Most Common Questions

What is the job market for veterans in Project Management like?

The overall job market for project management is growing, with a projected increase in employment of 6% from 2022 to 2032. This growth is faster than the average for all occupations. Annually, there are about 68,100 job openings expected in this field, mainly to replace workers who leave. However, specific data for veterans in project management is not detailed separately.

What are the salary expectations in Project Management?

The median annual wage for project management specialists was $95,370 as of May 2022. The top industries paying the highest median annual wages include finance and insurance, professional, scientific, and technical services, and manufacturing. The highest 10 percent in this field earned more than $159,150.

What support and resources are there for Veterans who want to get into Project Management?

This blog post does not provide specific details about support systems or resources available for veterans transitioning into project management. But we have gone into detail on where you can ask for helpย  detailed on our post; ‘The ultimate guide for helping veterans find their next job’. So check it out!

References

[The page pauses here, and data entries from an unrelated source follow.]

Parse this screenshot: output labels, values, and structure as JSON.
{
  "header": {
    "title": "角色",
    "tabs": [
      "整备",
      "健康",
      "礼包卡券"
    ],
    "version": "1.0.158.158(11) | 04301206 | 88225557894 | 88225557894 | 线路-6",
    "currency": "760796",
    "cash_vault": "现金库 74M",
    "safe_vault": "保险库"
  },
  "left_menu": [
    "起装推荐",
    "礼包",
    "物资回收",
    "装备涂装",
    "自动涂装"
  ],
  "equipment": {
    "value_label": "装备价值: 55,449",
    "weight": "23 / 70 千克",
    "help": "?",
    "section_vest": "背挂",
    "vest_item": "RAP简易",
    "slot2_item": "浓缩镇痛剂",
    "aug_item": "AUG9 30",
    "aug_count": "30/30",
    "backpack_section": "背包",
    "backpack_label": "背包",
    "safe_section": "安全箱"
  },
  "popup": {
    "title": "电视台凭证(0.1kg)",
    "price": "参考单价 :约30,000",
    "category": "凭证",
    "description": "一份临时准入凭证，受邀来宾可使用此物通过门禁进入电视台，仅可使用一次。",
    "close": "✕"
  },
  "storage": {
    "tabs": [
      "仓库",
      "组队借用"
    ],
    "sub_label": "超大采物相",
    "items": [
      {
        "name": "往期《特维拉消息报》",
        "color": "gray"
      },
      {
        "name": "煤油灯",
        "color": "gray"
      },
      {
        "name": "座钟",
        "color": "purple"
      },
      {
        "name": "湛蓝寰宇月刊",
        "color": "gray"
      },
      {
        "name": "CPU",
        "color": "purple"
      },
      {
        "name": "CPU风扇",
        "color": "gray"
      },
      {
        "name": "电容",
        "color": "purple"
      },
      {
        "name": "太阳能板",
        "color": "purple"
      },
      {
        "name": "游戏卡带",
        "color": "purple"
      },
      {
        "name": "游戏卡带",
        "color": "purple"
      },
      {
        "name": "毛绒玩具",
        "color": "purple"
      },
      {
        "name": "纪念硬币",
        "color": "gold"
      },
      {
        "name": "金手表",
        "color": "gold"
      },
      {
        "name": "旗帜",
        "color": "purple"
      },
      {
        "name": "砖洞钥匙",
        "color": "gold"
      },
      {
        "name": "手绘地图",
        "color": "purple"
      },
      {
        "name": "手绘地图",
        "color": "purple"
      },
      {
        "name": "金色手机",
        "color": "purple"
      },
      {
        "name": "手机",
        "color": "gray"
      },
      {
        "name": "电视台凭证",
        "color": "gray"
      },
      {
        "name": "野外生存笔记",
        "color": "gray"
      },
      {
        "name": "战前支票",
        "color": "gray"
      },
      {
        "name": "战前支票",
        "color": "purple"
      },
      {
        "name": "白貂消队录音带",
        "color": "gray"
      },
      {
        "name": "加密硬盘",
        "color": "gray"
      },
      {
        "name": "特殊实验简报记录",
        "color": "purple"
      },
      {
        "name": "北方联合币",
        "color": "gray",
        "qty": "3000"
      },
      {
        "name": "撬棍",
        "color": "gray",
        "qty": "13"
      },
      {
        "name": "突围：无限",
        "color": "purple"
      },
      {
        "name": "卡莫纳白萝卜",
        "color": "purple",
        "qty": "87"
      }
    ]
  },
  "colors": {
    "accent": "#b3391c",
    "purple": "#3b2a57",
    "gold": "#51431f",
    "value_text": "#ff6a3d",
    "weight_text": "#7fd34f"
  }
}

  1. Project Management Institute. (2021). “A Guide to the Project Management Body of Knowledge (PMBOKยฎ Guide) โ€“ Seventh Edition.” Project Management Institute.
  2. Project Management Institute (PMI): PMI.org
  3. Certified Associate in Project Management (CAPM): CAPM Information
  4. Project Management Professional (PMP): PMP Certification
  5. U.S Bureau of Labor Statistics: Project Management Specialists